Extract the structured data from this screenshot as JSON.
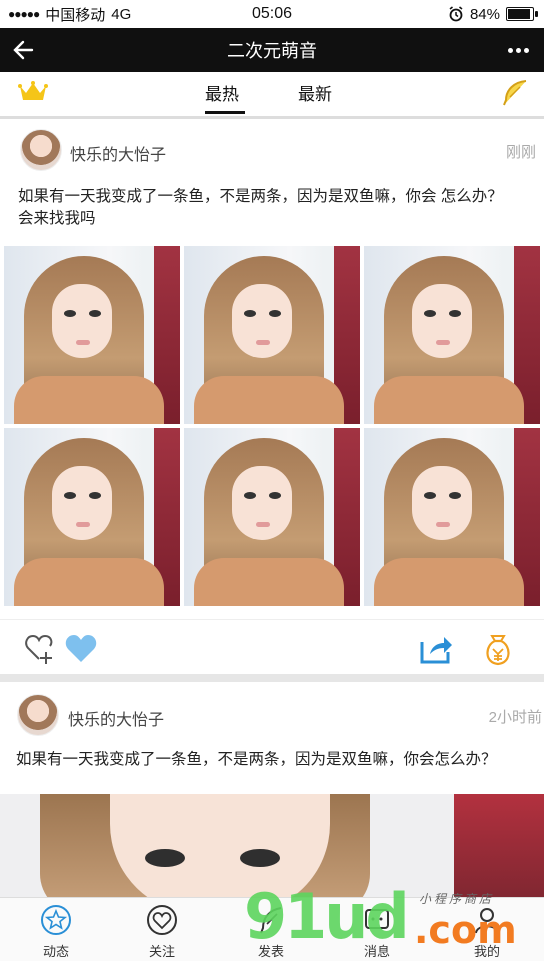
{
  "status_bar": {
    "carrier": "中国移动",
    "network": "4G",
    "time": "05:06",
    "battery": "84%",
    "battery_level": 0.84
  },
  "header": {
    "title": "二次元萌音"
  },
  "tabs": {
    "hot": "最热",
    "new": "最新"
  },
  "posts": [
    {
      "user": "快乐的大怡子",
      "time": "刚刚",
      "content_line1": "如果有一天我变成了一条鱼，不是两条，因为是双鱼嘛，你会 怎么办？",
      "content_line2": "会来找我吗",
      "image_count": 6
    },
    {
      "user": "快乐的大怡子",
      "time": "2小时前",
      "content": "如果有一天我变成了一条鱼，不是两条，因为是双鱼嘛，你会怎么办？"
    }
  ],
  "bottom_nav": [
    {
      "label": "动态",
      "icon": "star-icon"
    },
    {
      "label": "关注",
      "icon": "heart-icon"
    },
    {
      "label": "发表",
      "icon": "feather-icon"
    },
    {
      "label": "消息",
      "icon": "message-icon"
    },
    {
      "label": "我的",
      "icon": "person-icon"
    }
  ],
  "watermark": {
    "brand": "91ud",
    "tld": ".com",
    "tagline": "小程序商店"
  },
  "colors": {
    "header_bg": "#101010",
    "crown": "#f5c518",
    "accent_blue": "#2a8fd6",
    "like_blue": "#7ec0ee",
    "coin_orange": "#f0a020"
  }
}
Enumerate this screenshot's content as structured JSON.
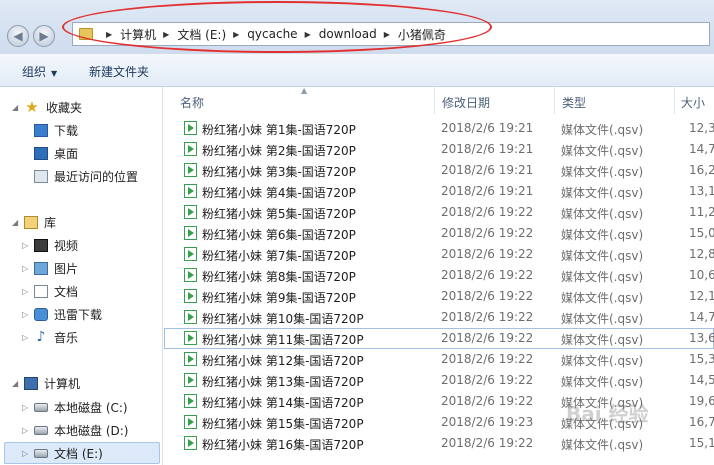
{
  "address": {
    "crumbs": [
      "计算机",
      "文档 (E:)",
      "qycache",
      "download",
      "小猪佩奇"
    ]
  },
  "toolbar": {
    "organize_label": "组织",
    "new_folder_label": "新建文件夹"
  },
  "nav": {
    "favorites_label": "收藏夹",
    "downloads_label": "下载",
    "desktop_label": "桌面",
    "recent_label": "最近访问的位置",
    "libraries_label": "库",
    "video_label": "视频",
    "pictures_label": "图片",
    "documents_label": "文档",
    "thunder_label": "迅雷下载",
    "music_label": "音乐",
    "computer_label": "计算机",
    "drive_c_label": "本地磁盘 (C:)",
    "drive_d_label": "本地磁盘 (D:)",
    "drive_e_label": "文档 (E:)"
  },
  "columns": {
    "name": "名称",
    "date": "修改日期",
    "type": "类型",
    "size": "大小"
  },
  "files": [
    {
      "name": "粉红猪小妹 第1集-国语720P",
      "date": "2018/2/6 19:21",
      "type": "媒体文件(.qsv)",
      "size": "12,3"
    },
    {
      "name": "粉红猪小妹 第2集-国语720P",
      "date": "2018/2/6 19:21",
      "type": "媒体文件(.qsv)",
      "size": "14,7"
    },
    {
      "name": "粉红猪小妹 第3集-国语720P",
      "date": "2018/2/6 19:21",
      "type": "媒体文件(.qsv)",
      "size": "16,2"
    },
    {
      "name": "粉红猪小妹 第4集-国语720P",
      "date": "2018/2/6 19:21",
      "type": "媒体文件(.qsv)",
      "size": "13,1"
    },
    {
      "name": "粉红猪小妹 第5集-国语720P",
      "date": "2018/2/6 19:22",
      "type": "媒体文件(.qsv)",
      "size": "11,2"
    },
    {
      "name": "粉红猪小妹 第6集-国语720P",
      "date": "2018/2/6 19:22",
      "type": "媒体文件(.qsv)",
      "size": "15,0"
    },
    {
      "name": "粉红猪小妹 第7集-国语720P",
      "date": "2018/2/6 19:22",
      "type": "媒体文件(.qsv)",
      "size": "12,8"
    },
    {
      "name": "粉红猪小妹 第8集-国语720P",
      "date": "2018/2/6 19:22",
      "type": "媒体文件(.qsv)",
      "size": "10,6"
    },
    {
      "name": "粉红猪小妹 第9集-国语720P",
      "date": "2018/2/6 19:22",
      "type": "媒体文件(.qsv)",
      "size": "12,1"
    },
    {
      "name": "粉红猪小妹 第10集-国语720P",
      "date": "2018/2/6 19:22",
      "type": "媒体文件(.qsv)",
      "size": "14,7"
    },
    {
      "name": "粉红猪小妹 第11集-国语720P",
      "date": "2018/2/6 19:22",
      "type": "媒体文件(.qsv)",
      "size": "13,6"
    },
    {
      "name": "粉红猪小妹 第12集-国语720P",
      "date": "2018/2/6 19:22",
      "type": "媒体文件(.qsv)",
      "size": "15,3"
    },
    {
      "name": "粉红猪小妹 第13集-国语720P",
      "date": "2018/2/6 19:22",
      "type": "媒体文件(.qsv)",
      "size": "14,5"
    },
    {
      "name": "粉红猪小妹 第14集-国语720P",
      "date": "2018/2/6 19:22",
      "type": "媒体文件(.qsv)",
      "size": "19,6"
    },
    {
      "name": "粉红猪小妹 第15集-国语720P",
      "date": "2018/2/6 19:23",
      "type": "媒体文件(.qsv)",
      "size": "16,7"
    },
    {
      "name": "粉红猪小妹 第16集-国语720P",
      "date": "2018/2/6 19:22",
      "type": "媒体文件(.qsv)",
      "size": "15,1"
    }
  ],
  "colors": {
    "annotation_oval": "#e23030",
    "media_icon": "#36a04e"
  }
}
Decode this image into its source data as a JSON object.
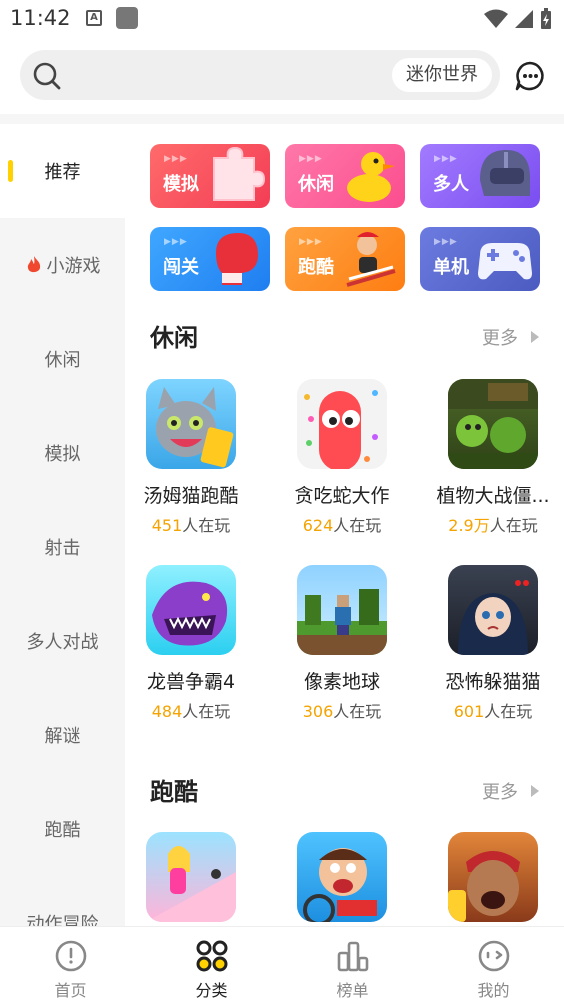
{
  "status": {
    "time": "11:42",
    "notif_letter": "A"
  },
  "search": {
    "hot_tag": "迷你世界"
  },
  "sidebar": {
    "items": [
      {
        "label": "推荐"
      },
      {
        "label": "小游戏",
        "icon": "fire-icon"
      },
      {
        "label": "休闲"
      },
      {
        "label": "模拟"
      },
      {
        "label": "射击"
      },
      {
        "label": "多人对战"
      },
      {
        "label": "解谜"
      },
      {
        "label": "跑酷"
      },
      {
        "label": "动作冒险"
      }
    ],
    "active_index": 0
  },
  "categories": [
    {
      "label": "模拟",
      "color": "#f7435b",
      "icon": "puzzle-icon"
    },
    {
      "label": "休闲",
      "color": "#fb4d8f",
      "icon": "duck-icon"
    },
    {
      "label": "多人",
      "color": "#8a59f2",
      "icon": "helmet-icon"
    },
    {
      "label": "闯关",
      "color": "#1f8cf0",
      "icon": "boxing-glove-icon"
    },
    {
      "label": "跑酷",
      "color": "#fe8a18",
      "icon": "runner-icon"
    },
    {
      "label": "单机",
      "color": "#5566c8",
      "icon": "gamepad-icon"
    }
  ],
  "sections": [
    {
      "title": "休闲",
      "more": "更多",
      "games": [
        {
          "name": "汤姆猫跑酷",
          "plays_num": "451",
          "plays_suffix": "人在玩"
        },
        {
          "name": "贪吃蛇大作",
          "plays_num": "624",
          "plays_suffix": "人在玩"
        },
        {
          "name": "植物大战僵...",
          "plays_num": "2.9万",
          "plays_suffix": "人在玩"
        },
        {
          "name": "龙兽争霸4",
          "plays_num": "484",
          "plays_suffix": "人在玩"
        },
        {
          "name": "像素地球",
          "plays_num": "306",
          "plays_suffix": "人在玩"
        },
        {
          "name": "恐怖躲猫猫",
          "plays_num": "601",
          "plays_suffix": "人在玩"
        }
      ]
    },
    {
      "title": "跑酷",
      "more": "更多",
      "games": []
    }
  ],
  "tabbar": {
    "items": [
      {
        "label": "首页"
      },
      {
        "label": "分类"
      },
      {
        "label": "榜单"
      },
      {
        "label": "我的"
      }
    ],
    "active_index": 1
  },
  "colors": {
    "accent": "#ffd100",
    "plays_number": "#f5a300"
  }
}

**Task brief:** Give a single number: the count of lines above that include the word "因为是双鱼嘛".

**Answer section:** 2